Western German coal region claims greater share of phase-out compensation
Frankfurter Allgemeine Zeitung

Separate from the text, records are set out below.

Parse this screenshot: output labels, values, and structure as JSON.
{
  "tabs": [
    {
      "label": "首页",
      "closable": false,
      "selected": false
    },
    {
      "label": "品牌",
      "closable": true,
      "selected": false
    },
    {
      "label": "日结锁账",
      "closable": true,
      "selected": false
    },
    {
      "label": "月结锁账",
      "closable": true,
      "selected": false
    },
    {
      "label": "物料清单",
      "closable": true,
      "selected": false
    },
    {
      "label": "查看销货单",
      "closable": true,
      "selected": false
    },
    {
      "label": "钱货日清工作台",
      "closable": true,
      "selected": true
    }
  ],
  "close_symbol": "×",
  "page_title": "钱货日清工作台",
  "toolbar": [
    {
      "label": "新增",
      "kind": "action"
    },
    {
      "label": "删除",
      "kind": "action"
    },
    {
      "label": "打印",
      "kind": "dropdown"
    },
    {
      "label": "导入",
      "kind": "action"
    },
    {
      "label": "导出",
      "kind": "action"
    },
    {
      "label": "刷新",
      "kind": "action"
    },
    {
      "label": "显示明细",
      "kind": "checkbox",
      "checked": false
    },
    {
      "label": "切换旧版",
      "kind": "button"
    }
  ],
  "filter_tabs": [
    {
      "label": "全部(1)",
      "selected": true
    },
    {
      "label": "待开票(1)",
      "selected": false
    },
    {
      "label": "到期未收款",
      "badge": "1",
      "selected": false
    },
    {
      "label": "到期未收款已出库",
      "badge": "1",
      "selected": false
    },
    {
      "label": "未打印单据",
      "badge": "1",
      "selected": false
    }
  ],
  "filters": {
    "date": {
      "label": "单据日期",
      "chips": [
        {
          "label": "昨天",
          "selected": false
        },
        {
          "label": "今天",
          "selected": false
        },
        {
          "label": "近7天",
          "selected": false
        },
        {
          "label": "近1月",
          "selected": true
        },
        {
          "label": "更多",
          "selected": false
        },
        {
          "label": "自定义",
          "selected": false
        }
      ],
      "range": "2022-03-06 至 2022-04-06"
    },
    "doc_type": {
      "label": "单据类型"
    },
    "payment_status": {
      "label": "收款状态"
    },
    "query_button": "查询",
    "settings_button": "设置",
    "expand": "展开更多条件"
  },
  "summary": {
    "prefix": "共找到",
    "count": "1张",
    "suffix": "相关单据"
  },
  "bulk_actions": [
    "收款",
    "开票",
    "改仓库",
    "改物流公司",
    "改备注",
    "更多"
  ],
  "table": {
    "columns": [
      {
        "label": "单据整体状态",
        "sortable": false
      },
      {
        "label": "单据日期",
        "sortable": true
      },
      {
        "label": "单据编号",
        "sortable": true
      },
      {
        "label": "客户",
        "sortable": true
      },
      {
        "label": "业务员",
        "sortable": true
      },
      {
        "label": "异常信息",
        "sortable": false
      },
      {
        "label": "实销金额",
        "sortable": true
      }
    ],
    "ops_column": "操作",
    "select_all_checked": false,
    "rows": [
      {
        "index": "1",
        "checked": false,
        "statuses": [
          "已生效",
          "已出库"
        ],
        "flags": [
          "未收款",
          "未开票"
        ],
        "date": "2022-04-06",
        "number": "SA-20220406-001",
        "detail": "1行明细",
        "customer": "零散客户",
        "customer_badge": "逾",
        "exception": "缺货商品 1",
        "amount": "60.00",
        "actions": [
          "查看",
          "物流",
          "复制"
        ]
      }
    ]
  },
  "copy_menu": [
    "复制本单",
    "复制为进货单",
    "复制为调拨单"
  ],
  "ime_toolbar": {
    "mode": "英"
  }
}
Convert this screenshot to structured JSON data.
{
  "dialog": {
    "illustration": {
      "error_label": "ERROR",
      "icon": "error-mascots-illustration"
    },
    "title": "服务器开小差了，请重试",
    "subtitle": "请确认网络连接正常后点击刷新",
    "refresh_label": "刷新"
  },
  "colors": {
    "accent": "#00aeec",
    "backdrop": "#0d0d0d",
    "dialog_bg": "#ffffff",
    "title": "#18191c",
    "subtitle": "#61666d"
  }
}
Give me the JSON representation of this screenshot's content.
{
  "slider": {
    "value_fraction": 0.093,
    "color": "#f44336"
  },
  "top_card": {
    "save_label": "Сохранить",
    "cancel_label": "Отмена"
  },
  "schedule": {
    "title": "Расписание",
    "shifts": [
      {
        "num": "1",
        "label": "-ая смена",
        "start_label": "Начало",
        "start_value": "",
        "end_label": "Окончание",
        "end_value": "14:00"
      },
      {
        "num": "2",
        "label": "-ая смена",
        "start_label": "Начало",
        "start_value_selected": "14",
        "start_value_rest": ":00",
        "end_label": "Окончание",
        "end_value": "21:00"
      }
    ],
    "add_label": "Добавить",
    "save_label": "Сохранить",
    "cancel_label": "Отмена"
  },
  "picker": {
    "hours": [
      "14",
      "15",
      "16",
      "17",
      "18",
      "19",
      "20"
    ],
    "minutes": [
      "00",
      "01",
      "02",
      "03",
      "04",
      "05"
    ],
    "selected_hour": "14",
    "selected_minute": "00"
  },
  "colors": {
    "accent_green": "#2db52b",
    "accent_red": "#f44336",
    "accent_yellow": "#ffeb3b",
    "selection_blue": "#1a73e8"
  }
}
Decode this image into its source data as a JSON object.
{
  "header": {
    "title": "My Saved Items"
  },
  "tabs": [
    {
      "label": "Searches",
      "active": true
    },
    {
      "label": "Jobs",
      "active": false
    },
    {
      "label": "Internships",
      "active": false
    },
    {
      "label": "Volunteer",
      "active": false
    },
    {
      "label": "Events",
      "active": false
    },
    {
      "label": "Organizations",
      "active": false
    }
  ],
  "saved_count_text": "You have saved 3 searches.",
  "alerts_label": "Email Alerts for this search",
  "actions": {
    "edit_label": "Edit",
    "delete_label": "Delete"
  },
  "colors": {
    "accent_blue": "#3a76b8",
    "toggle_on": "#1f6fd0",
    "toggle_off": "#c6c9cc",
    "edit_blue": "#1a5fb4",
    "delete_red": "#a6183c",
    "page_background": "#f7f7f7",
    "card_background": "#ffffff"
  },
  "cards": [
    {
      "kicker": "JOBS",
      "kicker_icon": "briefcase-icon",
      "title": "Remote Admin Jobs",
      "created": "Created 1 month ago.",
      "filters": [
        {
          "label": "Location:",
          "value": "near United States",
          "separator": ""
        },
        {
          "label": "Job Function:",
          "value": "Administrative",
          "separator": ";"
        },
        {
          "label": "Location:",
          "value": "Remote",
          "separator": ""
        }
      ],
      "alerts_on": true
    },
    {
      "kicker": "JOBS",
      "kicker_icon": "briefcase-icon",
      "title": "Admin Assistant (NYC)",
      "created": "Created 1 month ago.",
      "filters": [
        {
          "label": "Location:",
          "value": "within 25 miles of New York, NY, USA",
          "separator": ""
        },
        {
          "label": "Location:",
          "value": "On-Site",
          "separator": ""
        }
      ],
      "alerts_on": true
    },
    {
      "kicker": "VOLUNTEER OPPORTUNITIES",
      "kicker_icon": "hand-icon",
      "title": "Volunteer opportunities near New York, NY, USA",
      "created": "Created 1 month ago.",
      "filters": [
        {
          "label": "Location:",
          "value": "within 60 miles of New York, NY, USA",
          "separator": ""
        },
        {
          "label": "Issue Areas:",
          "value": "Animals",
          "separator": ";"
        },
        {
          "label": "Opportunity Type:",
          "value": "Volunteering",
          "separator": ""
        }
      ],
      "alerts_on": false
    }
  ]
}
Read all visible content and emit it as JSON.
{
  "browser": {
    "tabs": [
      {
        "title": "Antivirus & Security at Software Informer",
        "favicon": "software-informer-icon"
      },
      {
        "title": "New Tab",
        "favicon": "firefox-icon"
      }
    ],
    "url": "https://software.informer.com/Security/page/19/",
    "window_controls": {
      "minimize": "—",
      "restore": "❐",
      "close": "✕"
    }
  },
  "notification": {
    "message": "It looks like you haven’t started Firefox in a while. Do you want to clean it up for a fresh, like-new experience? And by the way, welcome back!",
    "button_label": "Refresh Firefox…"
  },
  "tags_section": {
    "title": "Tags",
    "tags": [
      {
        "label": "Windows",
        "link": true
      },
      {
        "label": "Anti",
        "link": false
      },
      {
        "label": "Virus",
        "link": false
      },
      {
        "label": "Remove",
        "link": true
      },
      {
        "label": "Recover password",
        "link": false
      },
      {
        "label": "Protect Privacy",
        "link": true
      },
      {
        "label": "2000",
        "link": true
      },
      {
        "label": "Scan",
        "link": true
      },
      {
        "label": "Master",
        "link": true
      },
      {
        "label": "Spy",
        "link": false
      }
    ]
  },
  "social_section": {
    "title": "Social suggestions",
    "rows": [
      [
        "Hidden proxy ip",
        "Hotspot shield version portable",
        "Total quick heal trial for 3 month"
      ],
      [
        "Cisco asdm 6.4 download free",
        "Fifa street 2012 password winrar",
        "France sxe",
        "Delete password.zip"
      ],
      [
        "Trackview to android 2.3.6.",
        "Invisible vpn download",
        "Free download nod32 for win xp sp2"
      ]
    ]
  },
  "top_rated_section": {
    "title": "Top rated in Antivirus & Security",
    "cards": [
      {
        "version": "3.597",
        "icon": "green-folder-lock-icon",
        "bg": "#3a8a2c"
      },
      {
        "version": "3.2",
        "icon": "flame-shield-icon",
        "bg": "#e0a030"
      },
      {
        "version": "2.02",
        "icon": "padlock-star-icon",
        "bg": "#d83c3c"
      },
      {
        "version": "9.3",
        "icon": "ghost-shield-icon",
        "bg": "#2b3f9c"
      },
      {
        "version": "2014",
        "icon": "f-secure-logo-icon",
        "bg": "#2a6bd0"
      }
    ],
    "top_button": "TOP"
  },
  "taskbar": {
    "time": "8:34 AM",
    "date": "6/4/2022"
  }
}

The western German federal state of Saarland has claimed greater financial support from the federal government for cushioning the effects of the state’s phase-out of hard coal as agreed back in 2007, the Frankfurter Allgemeine Zeitung reports. After the proposal by Germany’s coal exit commission to extend support to other coal regions to the tune of 40 billion euros during the phase-out of lignite (brown coal), dozens of municipalities in the Saarland as well as the state government have complained that the original 2007 coal deal included much lower compensation payments. Today’s debates over financial support “almost exclusively focus on eastern Germany,” Saarland’s economy minister Anke Rehligner said. According to state premier Tobias Hans, the Saarland loses up to 300 million euros per year by giving up coal-fired power production. However, the federal government argues that the region is not as structurally dependent on coal as its fellow regions in the east, and that this would justify lower compensation payments.